The U.S. Army releasing findings of its anthrax investigation after live spores were inadvertently sent from a defense department lab to other labs around the world.

FOX's Lisa Brady reports:

The defense lab at Dugway proving ground in Utah mistakenly sent live shipments of anthrax to nearly 200 labs... And it turns out... There was more.:

(Ostrowski) "We went to the archives into the freezers of everything that we had at Dugway and what we were able to find is 33 separate lots since 2004 that we had thought had been inactivated."

Instead, 17 of those lots were able to grow during testing. Army Major General Paul Ostrowski:

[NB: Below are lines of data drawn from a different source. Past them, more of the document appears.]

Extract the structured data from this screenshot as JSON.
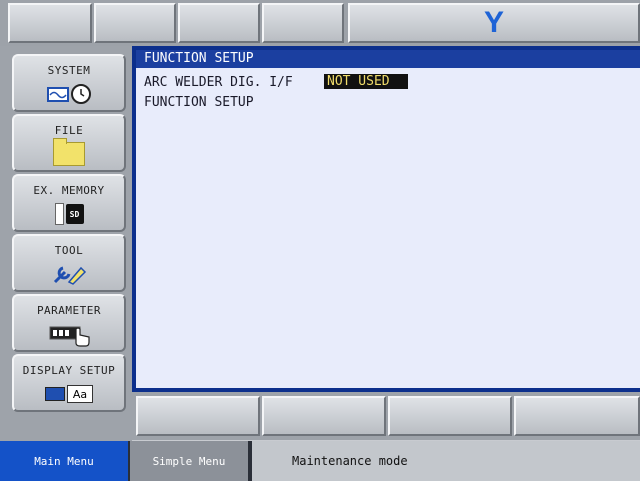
{
  "header": {
    "logo": "Y"
  },
  "sidebar": {
    "items": [
      {
        "label": "SYSTEM",
        "icon": "clock-icon"
      },
      {
        "label": "FILE",
        "icon": "folder-icon"
      },
      {
        "label": "EX. MEMORY",
        "icon": "sd-card-icon"
      },
      {
        "label": "TOOL",
        "icon": "tool-icon"
      },
      {
        "label": "PARAMETER",
        "icon": "parameter-icon"
      },
      {
        "label": "DISPLAY SETUP",
        "icon": "display-setup-icon"
      }
    ]
  },
  "main": {
    "title": "FUNCTION SETUP",
    "rows": [
      {
        "label": "ARC WELDER DIG. I/F",
        "value": "NOT USED"
      },
      {
        "label": "FUNCTION SETUP"
      }
    ]
  },
  "status": {
    "main_menu": "Main Menu",
    "simple_menu": "Simple Menu",
    "mode": "Maintenance mode"
  },
  "colors": {
    "accent": "#1452c8",
    "panel_bg": "#e8ecfb",
    "title_bg": "#1b3fa0",
    "value_fg": "#f0dc6a"
  }
}
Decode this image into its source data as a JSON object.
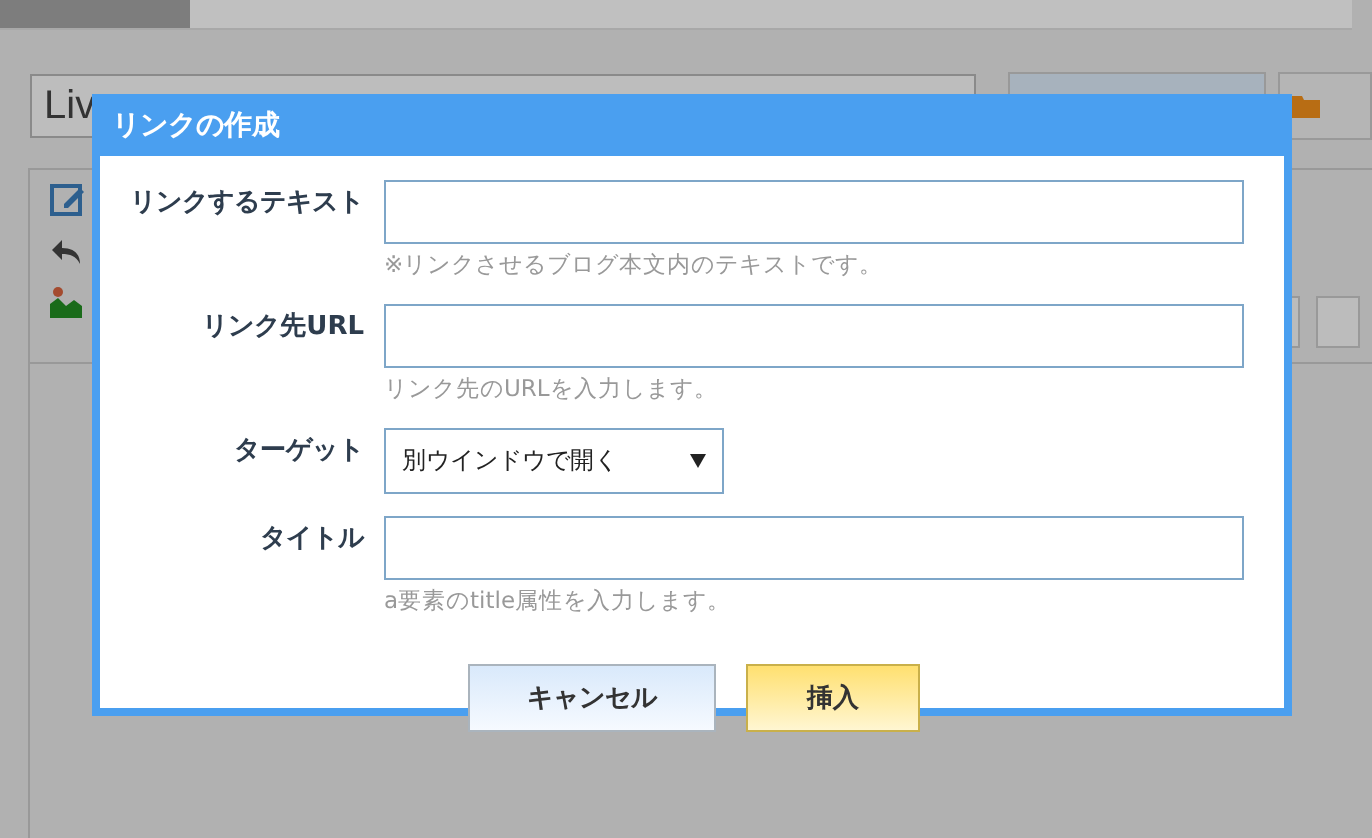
{
  "page": {
    "title_value": "Liv"
  },
  "dialog": {
    "title": "リンクの作成",
    "fields": [
      {
        "kind": "text",
        "label": "リンクするテキスト",
        "hint": "※リンクさせるブログ本文内のテキストです。"
      },
      {
        "kind": "text",
        "label": "リンク先URL",
        "hint": "リンク先のURLを入力します。"
      },
      {
        "kind": "select",
        "label": "ターゲット",
        "value": "別ウインドウで開く"
      },
      {
        "kind": "text",
        "label": "タイトル",
        "hint": "a要素のtitle属性を入力します。"
      }
    ],
    "buttons": [
      {
        "label": "キャンセル",
        "kind": "cancel"
      },
      {
        "label": "挿入",
        "kind": "primary"
      }
    ]
  }
}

(Ostrowski) "There's a very fine line of what it is that we're trying to do."

Just the right amount of irradiation or other methods, so that spores are still usable for things like vaccine production, or testing detectors.

The Army's now working with the CDC on a national standard, but the former commander of the Dugway lab, now a Brigadier General, is one of a dozen people facing possible punishment.

Lisa Brady, FOX News.